Directions → Everything in the records except the pictures should come back exactly as written.

Data for review →

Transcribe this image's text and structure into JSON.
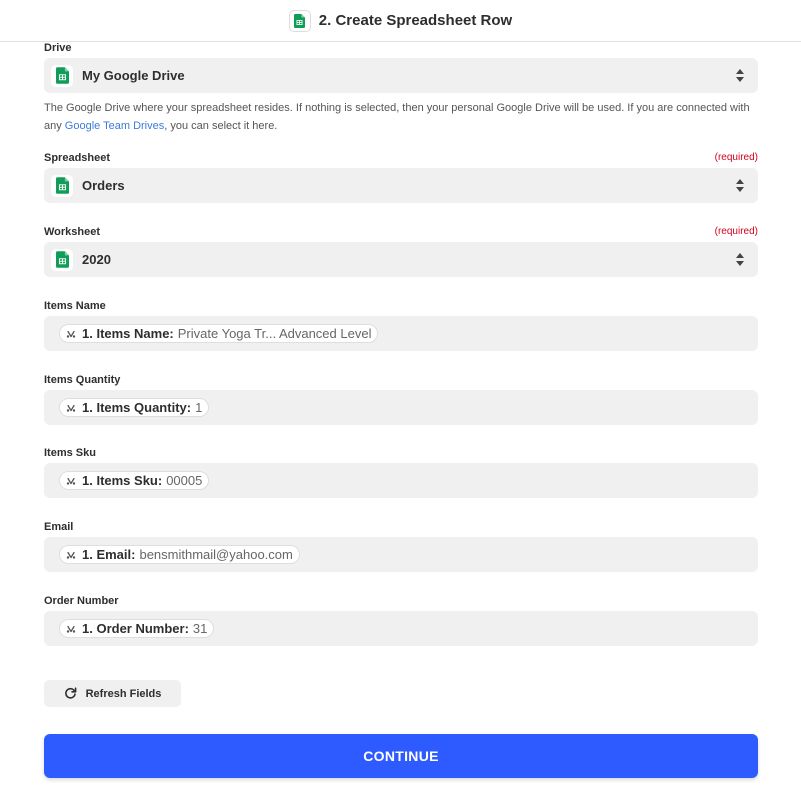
{
  "header": {
    "title": "2. Create Spreadsheet Row",
    "app_icon": "google-sheets-icon"
  },
  "drive": {
    "label": "Drive",
    "value": "My Google Drive",
    "help_before": "The Google Drive where your spreadsheet resides. If nothing is selected, then your personal Google Drive will be used. If you are connected with any ",
    "help_link": "Google Team Drives",
    "help_after": ", you can select it here."
  },
  "spreadsheet": {
    "label": "Spreadsheet",
    "required": "(required)",
    "value": "Orders"
  },
  "worksheet": {
    "label": "Worksheet",
    "required": "(required)",
    "value": "2020"
  },
  "mapped_fields": [
    {
      "label": "Items Name",
      "key": "1. Items Name:",
      "value": "Private Yoga Tr... Advanced Level"
    },
    {
      "label": "Items Quantity",
      "key": "1. Items Quantity:",
      "value": "1"
    },
    {
      "label": "Items Sku",
      "key": "1. Items Sku:",
      "value": "00005"
    },
    {
      "label": "Email",
      "key": "1. Email:",
      "value": "bensmithmail@yahoo.com"
    },
    {
      "label": "Order Number",
      "key": "1. Order Number:",
      "value": "31"
    }
  ],
  "buttons": {
    "refresh": "Refresh Fields",
    "continue": "CONTINUE"
  },
  "colors": {
    "accent": "#2e5bff",
    "sheets_green": "#0f9d58",
    "required": "#d0021b",
    "link": "#3d7bd9",
    "field_bg": "#f0f0f0"
  }
}
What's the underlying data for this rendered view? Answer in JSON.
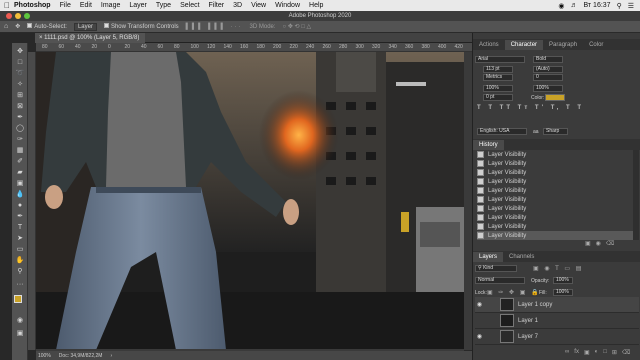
{
  "mac_menu": {
    "app": "Photoshop",
    "items": [
      "File",
      "Edit",
      "Image",
      "Layer",
      "Type",
      "Select",
      "Filter",
      "3D",
      "View",
      "Window",
      "Help"
    ],
    "clock": "Вт 16:37"
  },
  "window": {
    "title": "Adobe Photoshop 2020"
  },
  "options_bar": {
    "auto_select_label": "Auto-Select:",
    "auto_select_value": "Layer",
    "transform_label": "Show Transform Controls",
    "mode_3d_label": "3D Mode:"
  },
  "document": {
    "tab_title": "1111.psd @ 100% (Layer 5, RGB/8)"
  },
  "ruler": {
    "ticks": [
      "80",
      "60",
      "40",
      "20",
      "0",
      "20",
      "40",
      "60",
      "80",
      "100",
      "120",
      "140",
      "160",
      "180",
      "200",
      "220",
      "240",
      "260",
      "280",
      "300",
      "320",
      "340",
      "360",
      "380",
      "400",
      "420"
    ]
  },
  "status_bar": {
    "zoom": "100%",
    "doc_size": "Doc: 34,9M/822,2M"
  },
  "character_panel": {
    "tabs": [
      "Actions",
      "Character",
      "Paragraph",
      "Color"
    ],
    "font_family": "Arial",
    "font_style": "Bold",
    "font_size": "113 pt",
    "leading": "(Auto)",
    "kerning": "Metrics",
    "tracking": "0",
    "vertical_scale": "100%",
    "horizontal_scale": "100%",
    "baseline_shift": "0 pt",
    "color_label": "Color:",
    "color_value": "#c9a227",
    "language": "English: USA",
    "antialias_label": "aa",
    "antialias": "Sharp"
  },
  "history_panel": {
    "tab": "History",
    "items": [
      "Layer Visibility",
      "Layer Visibility",
      "Layer Visibility",
      "Layer Visibility",
      "Layer Visibility",
      "Layer Visibility",
      "Layer Visibility",
      "Layer Visibility",
      "Layer Visibility",
      "Layer Visibility"
    ]
  },
  "layers_panel": {
    "tabs": [
      "Layers",
      "Channels"
    ],
    "kind_label": "Kind",
    "blend_mode": "Normal",
    "opacity_label": "Opacity:",
    "opacity": "100%",
    "lock_label": "Lock:",
    "fill_label": "Fill:",
    "fill": "100%",
    "layers": [
      "Layer 1 copy",
      "Layer 1",
      "Layer 7"
    ]
  },
  "icons": [
    "apple-icon",
    "move-icon",
    "marquee-icon",
    "lasso-icon",
    "quick-select-icon",
    "crop-icon",
    "eyedropper-icon",
    "healing-icon",
    "brush-icon",
    "stamp-icon",
    "history-brush-icon",
    "eraser-icon",
    "gradient-icon",
    "blur-icon",
    "dodge-icon",
    "pen-icon",
    "type-icon",
    "path-select-icon",
    "shape-icon",
    "hand-icon",
    "zoom-icon",
    "eye-icon"
  ]
}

Task answer →
Transcribe this image's text and structure into JSON.
{
  "header": {
    "title": "2. Create Spreadsheet Row",
    "app_icon": "google-sheets-icon"
  },
  "drive": {
    "label": "Drive",
    "value": "My Google Drive",
    "help_before": "The Google Drive where your spreadsheet resides. If nothing is selected, then your personal Google Drive will be used. If you are connected with any ",
    "help_link": "Google Team Drives",
    "help_after": ", you can select it here."
  },
  "spreadsheet": {
    "label": "Spreadsheet",
    "required": "(required)",
    "value": "Orders"
  },
  "worksheet": {
    "label": "Worksheet",
    "required": "(required)",
    "value": "2020"
  },
  "mapped_fields": [
    {
      "label": "Items Name",
      "key": "1. Items Name:",
      "value": "Private Yoga Tr... Advanced Level"
    },
    {
      "label": "Items Quantity",
      "key": "1. Items Quantity:",
      "value": "1"
    },
    {
      "label": "Items Sku",
      "key": "1. Items Sku:",
      "value": "00005"
    },
    {
      "label": "Email",
      "key": "1. Email:",
      "value": "bensmithmail@yahoo.com"
    },
    {
      "label": "Order Number",
      "key": "1. Order Number:",
      "value": "31"
    }
  ],
  "buttons": {
    "refresh": "Refresh Fields",
    "continue": "CONTINUE"
  },
  "colors": {
    "accent": "#2e5bff",
    "sheets_green": "#0f9d58",
    "required": "#d0021b",
    "link": "#3d7bd9",
    "field_bg": "#f0f0f0"
  }
}
What's the underlying data for this rendered view? Answer in JSON.
{
  "mac_menu": {
    "app": "Photoshop",
    "items": [
      "File",
      "Edit",
      "Image",
      "Layer",
      "Type",
      "Select",
      "Filter",
      "3D",
      "View",
      "Window",
      "Help"
    ],
    "clock": "Вт 16:37"
  },
  "window": {
    "title": "Adobe Photoshop 2020"
  },
  "options_bar": {
    "auto_select_label": "Auto-Select:",
    "auto_select_value": "Layer",
    "transform_label": "Show Transform Controls",
    "mode_3d_label": "3D Mode:"
  },
  "document": {
    "tab_title": "1111.psd @ 100% (Layer 5, RGB/8)"
  },
  "ruler": {
    "ticks": [
      "80",
      "60",
      "40",
      "20",
      "0",
      "20",
      "40",
      "60",
      "80",
      "100",
      "120",
      "140",
      "160",
      "180",
      "200",
      "220",
      "240",
      "260",
      "280",
      "300",
      "320",
      "340",
      "360",
      "380",
      "400",
      "420"
    ]
  },
  "status_bar": {
    "zoom": "100%",
    "doc_size": "Doc: 34,9M/822,2M"
  },
  "character_panel": {
    "tabs": [
      "Actions",
      "Character",
      "Paragraph",
      "Color"
    ],
    "font_family": "Arial",
    "font_style": "Bold",
    "font_size": "113 pt",
    "leading": "(Auto)",
    "kerning": "Metrics",
    "tracking": "0",
    "vertical_scale": "100%",
    "horizontal_scale": "100%",
    "baseline_shift": "0 pt",
    "color_label": "Color:",
    "color_value": "#c9a227",
    "language": "English: USA",
    "antialias_label": "aa",
    "antialias": "Sharp"
  },
  "history_panel": {
    "tab": "History",
    "items": [
      "Layer Visibility",
      "Layer Visibility",
      "Layer Visibility",
      "Layer Visibility",
      "Layer Visibility",
      "Layer Visibility",
      "Layer Visibility",
      "Layer Visibility",
      "Layer Visibility",
      "Layer Visibility"
    ]
  },
  "layers_panel": {
    "tabs": [
      "Layers",
      "Channels"
    ],
    "kind_label": "Kind",
    "blend_mode": "Normal",
    "opacity_label": "Opacity:",
    "opacity": "100%",
    "lock_label": "Lock:",
    "fill_label": "Fill:",
    "fill": "100%",
    "layers": [
      "Layer 1 copy",
      "Layer 1",
      "Layer 7"
    ]
  },
  "icons": [
    "apple-icon",
    "move-icon",
    "marquee-icon",
    "lasso-icon",
    "quick-select-icon",
    "crop-icon",
    "eyedropper-icon",
    "healing-icon",
    "brush-icon",
    "stamp-icon",
    "history-brush-icon",
    "eraser-icon",
    "gradient-icon",
    "blur-icon",
    "dodge-icon",
    "pen-icon",
    "type-icon",
    "path-select-icon",
    "shape-icon",
    "hand-icon",
    "zoom-icon",
    "eye-icon"
  ]
}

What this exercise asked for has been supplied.